Dr. Price had offices in the northernmost section. I am told he had several rooms and a small ward in the back with quite a few beds. Dr. Price had begun practicing medicine at the old Mack Wilson Hospital on North Main in the area where the present First Presbyterian Church now stands. Later he moved his office into a building on the west side of the first block on North Main behind the present Union Bank.
Around 1939-40, Dr. Price moved again, this time into the buff brick building by the railroad on South Main Street. (I believe it may have been owned by a Mr. Baxter.) After World War II, Dr. Lewis Hyatt practiced here with Dr. Price for a time. Both doctors later moved elsewhere.
Several years later, Jim Searcy had his accounting officers there. After Searcy and Associates moved further south, David Chambers’ law office and an art supplies studio shared the building. Later Choice One Insurance was housed in the northern section of the building. Then another physician, Dr. Rudy Turner practiced in the building for a time.
Today Hope Center, a nonprofit business founded to help young mothers/parents who are giving birth with counseling and infant supplies, occupies the building. I think Dr. Price would heartily approve.
On the south side of the railroad tracks we see a mini park in a pleasant pastoral setting. The big house that once sat there was the home of Dr. A. S. J. Collins. At some time the house may have been made into apartments. After the house was later torn down, a young Eagle Scout named Jonathan Wall designed and landscaped the little park.
I am told that at one time two other houses sat alongside Dr. Collins’ house. Dallas Miles lived in the middle house and the third house belonged to a Mr. Shelton. Rodney Foss, a naval officer killed in the infamous attack at Pearl Harbor on December 7, 1941, was born there. (His mother was a Shelton and this was his grandparents’ home. Rodney grew up in Pine Bluff, Arkansas.)
Behind these houses sat Mrs. Green’s Tea Room. (You may recall that last week Shirley Burks reminesced about having lunch at the Tea Room when she worked at her uncle’s meat locker business as a youth.) Behind the tea room sat a larger house owned by the Thompson and, later, Harper families.
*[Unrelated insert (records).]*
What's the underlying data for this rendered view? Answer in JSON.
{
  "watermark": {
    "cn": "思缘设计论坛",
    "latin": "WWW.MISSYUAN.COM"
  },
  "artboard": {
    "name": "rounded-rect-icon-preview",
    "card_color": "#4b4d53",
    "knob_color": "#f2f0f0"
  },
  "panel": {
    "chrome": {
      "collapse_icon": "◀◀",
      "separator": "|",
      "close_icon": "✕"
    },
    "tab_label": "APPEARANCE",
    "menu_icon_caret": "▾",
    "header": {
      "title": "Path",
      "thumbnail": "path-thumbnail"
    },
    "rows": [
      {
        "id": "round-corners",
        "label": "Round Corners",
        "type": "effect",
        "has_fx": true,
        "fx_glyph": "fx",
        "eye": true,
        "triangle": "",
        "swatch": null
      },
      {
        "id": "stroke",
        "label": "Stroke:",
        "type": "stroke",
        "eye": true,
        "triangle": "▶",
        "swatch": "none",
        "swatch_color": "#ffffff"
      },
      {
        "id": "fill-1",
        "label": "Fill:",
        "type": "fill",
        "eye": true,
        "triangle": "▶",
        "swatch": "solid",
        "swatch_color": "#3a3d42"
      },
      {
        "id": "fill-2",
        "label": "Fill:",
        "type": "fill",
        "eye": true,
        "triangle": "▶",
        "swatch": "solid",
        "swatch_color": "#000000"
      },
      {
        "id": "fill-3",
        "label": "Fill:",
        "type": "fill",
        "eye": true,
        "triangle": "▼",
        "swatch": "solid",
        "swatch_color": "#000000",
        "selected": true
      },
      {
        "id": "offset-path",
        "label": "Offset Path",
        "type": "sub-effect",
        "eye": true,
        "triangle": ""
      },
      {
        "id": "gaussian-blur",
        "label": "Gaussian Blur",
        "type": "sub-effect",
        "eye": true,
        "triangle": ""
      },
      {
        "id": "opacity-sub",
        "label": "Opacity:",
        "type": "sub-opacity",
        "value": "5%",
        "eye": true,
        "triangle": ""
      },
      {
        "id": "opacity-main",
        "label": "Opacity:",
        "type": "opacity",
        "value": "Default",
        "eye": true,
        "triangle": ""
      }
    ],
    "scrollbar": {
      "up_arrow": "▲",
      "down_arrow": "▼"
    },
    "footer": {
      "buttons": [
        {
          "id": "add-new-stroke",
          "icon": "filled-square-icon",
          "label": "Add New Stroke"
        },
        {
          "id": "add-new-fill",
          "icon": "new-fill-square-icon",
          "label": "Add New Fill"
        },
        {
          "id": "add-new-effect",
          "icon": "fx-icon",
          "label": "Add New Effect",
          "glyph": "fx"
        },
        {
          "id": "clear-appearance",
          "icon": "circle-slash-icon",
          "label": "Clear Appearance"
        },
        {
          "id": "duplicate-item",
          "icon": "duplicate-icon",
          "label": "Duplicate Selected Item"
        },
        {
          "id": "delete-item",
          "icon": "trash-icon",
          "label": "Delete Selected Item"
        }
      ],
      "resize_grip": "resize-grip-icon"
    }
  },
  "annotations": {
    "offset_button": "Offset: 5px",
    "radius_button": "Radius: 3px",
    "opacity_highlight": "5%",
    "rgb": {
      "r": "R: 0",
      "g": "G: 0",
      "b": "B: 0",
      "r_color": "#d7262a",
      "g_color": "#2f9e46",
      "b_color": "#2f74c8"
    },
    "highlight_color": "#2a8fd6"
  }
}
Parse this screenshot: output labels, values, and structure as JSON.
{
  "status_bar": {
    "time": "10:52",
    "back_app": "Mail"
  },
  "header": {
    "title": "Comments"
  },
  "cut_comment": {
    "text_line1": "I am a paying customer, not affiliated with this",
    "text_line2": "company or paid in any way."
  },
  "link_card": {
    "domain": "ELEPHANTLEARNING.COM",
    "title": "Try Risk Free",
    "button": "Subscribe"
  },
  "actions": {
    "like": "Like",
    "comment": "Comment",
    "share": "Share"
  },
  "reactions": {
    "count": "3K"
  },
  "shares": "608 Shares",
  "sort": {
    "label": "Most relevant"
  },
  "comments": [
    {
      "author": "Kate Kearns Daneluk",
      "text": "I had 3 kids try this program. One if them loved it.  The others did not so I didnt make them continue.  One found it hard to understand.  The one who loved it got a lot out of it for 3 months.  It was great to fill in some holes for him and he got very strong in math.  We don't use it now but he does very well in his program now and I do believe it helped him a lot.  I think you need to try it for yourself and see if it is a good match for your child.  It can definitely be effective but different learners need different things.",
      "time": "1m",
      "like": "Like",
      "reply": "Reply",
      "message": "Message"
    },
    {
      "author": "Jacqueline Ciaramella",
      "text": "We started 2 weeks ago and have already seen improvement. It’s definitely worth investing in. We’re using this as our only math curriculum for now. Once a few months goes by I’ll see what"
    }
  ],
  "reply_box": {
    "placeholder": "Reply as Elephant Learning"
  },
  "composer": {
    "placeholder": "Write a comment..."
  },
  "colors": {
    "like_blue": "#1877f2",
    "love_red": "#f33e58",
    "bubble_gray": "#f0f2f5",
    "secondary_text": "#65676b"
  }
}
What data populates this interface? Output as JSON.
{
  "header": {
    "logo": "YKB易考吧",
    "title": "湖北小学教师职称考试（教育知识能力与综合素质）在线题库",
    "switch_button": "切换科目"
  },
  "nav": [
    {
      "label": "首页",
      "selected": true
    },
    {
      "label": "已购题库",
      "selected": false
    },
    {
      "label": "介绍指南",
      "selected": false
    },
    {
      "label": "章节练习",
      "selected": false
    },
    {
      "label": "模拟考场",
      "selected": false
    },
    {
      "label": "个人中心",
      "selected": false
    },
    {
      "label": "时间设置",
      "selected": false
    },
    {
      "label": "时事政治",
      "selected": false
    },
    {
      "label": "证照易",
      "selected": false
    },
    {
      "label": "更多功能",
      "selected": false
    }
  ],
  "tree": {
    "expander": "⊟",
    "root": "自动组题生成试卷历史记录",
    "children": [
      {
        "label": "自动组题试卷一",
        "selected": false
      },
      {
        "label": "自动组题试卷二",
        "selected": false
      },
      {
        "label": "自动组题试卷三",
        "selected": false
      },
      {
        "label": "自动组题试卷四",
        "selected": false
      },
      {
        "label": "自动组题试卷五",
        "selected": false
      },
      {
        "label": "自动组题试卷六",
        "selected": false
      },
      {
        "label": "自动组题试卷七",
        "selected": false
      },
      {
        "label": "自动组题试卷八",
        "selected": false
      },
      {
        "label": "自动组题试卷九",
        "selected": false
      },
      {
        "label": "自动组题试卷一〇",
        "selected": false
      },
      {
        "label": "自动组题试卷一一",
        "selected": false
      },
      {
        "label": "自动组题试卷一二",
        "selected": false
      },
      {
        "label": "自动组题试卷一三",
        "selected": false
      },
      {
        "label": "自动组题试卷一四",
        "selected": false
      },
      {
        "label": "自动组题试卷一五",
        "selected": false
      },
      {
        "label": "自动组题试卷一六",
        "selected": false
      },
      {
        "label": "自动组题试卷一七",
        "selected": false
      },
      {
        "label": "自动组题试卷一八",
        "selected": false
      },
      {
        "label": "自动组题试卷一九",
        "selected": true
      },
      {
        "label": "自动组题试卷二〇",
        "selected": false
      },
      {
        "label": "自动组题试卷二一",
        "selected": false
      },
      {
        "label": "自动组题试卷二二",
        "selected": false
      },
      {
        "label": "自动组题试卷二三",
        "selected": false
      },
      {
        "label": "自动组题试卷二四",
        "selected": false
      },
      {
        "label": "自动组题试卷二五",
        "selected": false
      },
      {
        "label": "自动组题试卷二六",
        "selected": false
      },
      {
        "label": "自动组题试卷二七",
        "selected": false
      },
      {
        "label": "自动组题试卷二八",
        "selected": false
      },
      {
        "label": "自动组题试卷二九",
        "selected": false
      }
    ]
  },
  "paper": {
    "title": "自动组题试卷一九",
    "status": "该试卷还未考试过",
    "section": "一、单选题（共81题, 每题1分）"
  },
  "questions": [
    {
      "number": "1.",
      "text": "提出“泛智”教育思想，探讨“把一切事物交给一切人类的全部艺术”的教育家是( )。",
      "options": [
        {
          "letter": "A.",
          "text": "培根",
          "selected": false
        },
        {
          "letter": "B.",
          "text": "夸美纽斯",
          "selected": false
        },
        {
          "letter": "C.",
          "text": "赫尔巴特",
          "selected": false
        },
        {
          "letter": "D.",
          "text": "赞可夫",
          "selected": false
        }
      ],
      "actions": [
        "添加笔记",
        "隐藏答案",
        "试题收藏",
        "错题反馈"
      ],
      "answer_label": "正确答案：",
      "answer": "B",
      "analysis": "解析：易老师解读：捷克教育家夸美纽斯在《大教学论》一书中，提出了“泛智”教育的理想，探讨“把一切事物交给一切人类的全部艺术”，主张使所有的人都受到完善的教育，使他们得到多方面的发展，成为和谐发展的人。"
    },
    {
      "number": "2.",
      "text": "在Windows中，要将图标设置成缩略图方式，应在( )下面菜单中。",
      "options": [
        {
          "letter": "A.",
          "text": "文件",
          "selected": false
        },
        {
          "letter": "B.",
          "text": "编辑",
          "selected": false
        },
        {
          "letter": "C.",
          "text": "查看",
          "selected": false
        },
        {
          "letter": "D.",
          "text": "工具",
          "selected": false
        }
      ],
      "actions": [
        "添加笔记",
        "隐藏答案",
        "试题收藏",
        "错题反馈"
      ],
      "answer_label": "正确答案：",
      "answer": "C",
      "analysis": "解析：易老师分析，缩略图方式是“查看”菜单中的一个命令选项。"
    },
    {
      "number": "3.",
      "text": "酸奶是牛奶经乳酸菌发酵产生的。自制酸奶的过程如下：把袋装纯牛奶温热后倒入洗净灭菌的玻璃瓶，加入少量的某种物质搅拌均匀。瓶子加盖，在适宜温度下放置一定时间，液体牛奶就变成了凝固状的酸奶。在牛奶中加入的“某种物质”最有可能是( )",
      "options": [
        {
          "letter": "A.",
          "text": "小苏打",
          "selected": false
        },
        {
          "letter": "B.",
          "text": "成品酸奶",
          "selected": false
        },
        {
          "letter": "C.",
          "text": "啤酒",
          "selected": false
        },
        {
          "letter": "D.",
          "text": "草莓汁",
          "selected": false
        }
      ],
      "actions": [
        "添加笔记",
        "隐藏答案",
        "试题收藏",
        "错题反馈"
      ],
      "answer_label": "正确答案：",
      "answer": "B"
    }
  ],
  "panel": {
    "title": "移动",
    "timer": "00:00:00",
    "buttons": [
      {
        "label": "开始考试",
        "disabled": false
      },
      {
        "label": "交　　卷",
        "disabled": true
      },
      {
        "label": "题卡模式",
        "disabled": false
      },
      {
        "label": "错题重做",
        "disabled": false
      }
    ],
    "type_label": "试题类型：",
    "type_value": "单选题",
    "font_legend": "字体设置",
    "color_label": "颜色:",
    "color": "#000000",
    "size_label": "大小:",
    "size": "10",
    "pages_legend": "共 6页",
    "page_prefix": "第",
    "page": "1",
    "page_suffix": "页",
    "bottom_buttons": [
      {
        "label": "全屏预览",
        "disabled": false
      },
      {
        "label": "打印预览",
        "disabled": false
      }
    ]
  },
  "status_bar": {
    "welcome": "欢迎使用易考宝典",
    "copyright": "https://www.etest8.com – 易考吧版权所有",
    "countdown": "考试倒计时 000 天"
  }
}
Around 1937, Lion Oil bought the entire area and the Miles house, the Shelton house and the tea room were razed. The Harper house was moved further back from the street. A Lion Oil Service Station was built in the area and closer to the street. Lamar and Irma Ross operated the station and celebrated 50 years of business in that same station in 1993. Later the entire area was cleared to way for the Drew County Detention Facility.
This brings us to the present Drew County courthouse where we will stop for this week. During these pleasant days, get out and walk these streets and see if you can imagine all the people and places that once thrived down South Main Street, Monticello, Arkansas.
Have a happy, healthy prosperous New Year!